THE Beagle 2 project has won the international Sir Arthur Clarke 2015 award for Industry/Project team.
The Beagle 2 project was led by Professor Colin Pillinger from the Open University and Aberystwyth University space scientist Professor Dave Barnes played a key role in the development of one of the mission’s defining features, its robotic arm.
Launched in 2003 and scheduled to land on Mars on Christmas Day of the same year, Beagle 2 was feared lost until earlier this year.
Using ‘Shape from Shading’ computer software developed by the Space Robotics Group at Aberystwyth University, Dr Laurence Tyler and Dr Matt Gunn at the University’s Institute of Mathematics, Physics and Computer Science contributed to the discovery of the partially deployed lander’s position on Mars.
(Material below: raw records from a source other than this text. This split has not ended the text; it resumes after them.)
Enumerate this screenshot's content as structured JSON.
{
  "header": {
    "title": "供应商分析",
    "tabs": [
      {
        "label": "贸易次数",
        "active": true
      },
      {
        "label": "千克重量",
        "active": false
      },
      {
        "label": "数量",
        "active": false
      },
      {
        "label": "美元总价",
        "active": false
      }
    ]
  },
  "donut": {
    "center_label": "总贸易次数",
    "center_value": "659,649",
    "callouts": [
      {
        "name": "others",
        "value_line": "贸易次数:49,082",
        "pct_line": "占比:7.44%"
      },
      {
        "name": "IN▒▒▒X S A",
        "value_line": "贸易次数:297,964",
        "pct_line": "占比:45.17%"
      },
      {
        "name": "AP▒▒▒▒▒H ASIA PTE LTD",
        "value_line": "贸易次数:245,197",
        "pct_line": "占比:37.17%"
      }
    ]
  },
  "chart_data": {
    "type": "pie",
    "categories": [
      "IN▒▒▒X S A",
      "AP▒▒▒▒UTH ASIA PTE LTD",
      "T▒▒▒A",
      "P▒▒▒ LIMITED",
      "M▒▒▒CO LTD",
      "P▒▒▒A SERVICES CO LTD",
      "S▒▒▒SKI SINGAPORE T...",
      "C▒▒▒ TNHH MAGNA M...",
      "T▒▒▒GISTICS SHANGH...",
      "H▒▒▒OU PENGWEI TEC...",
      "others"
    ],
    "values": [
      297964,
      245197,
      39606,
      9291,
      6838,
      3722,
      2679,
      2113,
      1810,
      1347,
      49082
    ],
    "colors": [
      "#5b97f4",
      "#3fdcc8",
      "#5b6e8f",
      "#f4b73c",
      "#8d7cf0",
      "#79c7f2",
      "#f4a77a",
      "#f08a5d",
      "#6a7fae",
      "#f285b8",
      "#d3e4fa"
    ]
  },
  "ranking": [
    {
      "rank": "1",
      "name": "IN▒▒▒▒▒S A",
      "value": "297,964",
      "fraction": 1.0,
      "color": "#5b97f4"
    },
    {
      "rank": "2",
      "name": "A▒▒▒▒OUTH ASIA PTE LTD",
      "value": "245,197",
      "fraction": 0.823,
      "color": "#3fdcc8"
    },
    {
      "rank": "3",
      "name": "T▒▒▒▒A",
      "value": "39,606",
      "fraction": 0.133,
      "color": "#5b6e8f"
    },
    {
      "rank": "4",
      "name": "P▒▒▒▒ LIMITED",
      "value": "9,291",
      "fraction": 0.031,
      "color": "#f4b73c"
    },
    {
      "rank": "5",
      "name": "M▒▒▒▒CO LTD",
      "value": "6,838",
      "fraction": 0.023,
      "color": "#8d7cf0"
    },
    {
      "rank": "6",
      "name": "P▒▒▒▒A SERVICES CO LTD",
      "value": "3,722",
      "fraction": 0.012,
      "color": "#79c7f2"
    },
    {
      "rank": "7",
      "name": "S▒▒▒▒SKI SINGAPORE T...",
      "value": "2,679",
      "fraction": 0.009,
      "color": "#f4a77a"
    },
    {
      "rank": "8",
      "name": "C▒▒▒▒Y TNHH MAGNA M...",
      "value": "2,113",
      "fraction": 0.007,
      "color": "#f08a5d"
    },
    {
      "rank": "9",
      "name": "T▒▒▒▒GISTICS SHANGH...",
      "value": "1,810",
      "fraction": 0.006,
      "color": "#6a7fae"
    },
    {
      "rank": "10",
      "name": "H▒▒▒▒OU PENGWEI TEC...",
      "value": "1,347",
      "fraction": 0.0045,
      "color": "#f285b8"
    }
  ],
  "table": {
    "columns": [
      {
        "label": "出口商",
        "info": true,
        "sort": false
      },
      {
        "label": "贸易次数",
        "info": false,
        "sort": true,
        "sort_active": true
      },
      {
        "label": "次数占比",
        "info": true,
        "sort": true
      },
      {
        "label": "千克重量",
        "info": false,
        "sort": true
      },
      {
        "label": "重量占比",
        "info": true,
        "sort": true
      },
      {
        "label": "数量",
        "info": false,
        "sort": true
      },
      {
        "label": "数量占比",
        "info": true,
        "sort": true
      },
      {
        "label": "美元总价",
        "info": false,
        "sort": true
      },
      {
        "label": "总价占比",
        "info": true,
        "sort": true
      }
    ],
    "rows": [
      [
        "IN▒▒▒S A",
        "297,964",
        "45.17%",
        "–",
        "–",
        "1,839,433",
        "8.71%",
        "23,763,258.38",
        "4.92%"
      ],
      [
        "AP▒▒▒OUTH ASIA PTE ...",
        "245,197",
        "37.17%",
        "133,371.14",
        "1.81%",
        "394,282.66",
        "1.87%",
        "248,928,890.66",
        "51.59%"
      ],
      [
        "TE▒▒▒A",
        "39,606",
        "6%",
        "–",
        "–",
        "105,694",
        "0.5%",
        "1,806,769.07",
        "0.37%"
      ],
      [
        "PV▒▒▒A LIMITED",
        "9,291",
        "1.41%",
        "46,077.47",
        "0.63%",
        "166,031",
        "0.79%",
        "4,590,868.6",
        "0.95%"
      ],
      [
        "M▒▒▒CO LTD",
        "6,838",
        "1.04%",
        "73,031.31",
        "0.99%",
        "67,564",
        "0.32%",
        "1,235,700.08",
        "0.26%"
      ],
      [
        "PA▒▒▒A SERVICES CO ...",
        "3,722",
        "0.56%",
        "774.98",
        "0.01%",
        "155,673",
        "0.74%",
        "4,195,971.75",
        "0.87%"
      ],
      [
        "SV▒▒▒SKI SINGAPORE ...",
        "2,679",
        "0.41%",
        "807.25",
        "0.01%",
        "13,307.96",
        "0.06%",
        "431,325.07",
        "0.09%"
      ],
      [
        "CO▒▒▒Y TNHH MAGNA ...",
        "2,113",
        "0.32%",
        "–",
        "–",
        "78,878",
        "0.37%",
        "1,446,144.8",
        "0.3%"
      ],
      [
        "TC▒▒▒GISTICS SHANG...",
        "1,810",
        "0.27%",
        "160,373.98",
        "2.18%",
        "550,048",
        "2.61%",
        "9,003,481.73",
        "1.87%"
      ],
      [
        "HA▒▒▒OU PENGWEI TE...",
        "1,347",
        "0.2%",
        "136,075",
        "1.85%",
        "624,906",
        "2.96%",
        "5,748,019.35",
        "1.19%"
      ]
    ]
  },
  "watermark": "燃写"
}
The Sir Arthur Clarke Award was presented at the UK Space Conference held in Liverpool on 14 and 15 July 2015.
The award was received on behalf of the whole Beagle 2 team by Professor Mark Sims (formerly Beagle 2 Mission Manager) of the University of Leicester and Dr Jim Clemmet (former Beagle 2 Chief Engineer) of Airbus Space and Defence.
Professor Mark Sims said:
“It was a great pleasure to accept the award with Jim Clemmet on behalf of the whole Beagle 2 team. It is a great pity that Colin Pillinger who lead the Beagle 2 project, George Fraser and Dave Barnes who all sadly passed last year are not here to see the award which recognises the extraordinary efforts made by the whole team, industry and academia to design, build, test and deliver Beagle 2 to the surface of Mars.”
The Industry/Project Team award is made for significant or outstanding achievements by a team, in all space activities. This includes any activity by a commercial or government organisation that designs, manufactures, supplies or operates space systems, equipment or hardware, or supports and promotes the space industry.
As cited in the award announcement: “Beagle 2 was found on the Martian surface in January 2015, 11 years after being assumed lost, proving that the original calculations and engineering were spot on after all. This mission was only one, or possibly two solar panels away from being an outstanding success.”
Dr Laurence Tyler said:
“This award rightly recognises the extraordinary accomplishment of the Beagle 2 Team in getting a lander to the surface of Mars, intact, with great technical ingenuity and on a very limited budget. I am greatly pleased that we have been able to play a part in the rediscovery of Beagle 2, and I only wish that Professor Dave Barnes was still with us to share in the excitement.”
More information about the winners of the Sir Arthur Clarke Awards 2015 is available here.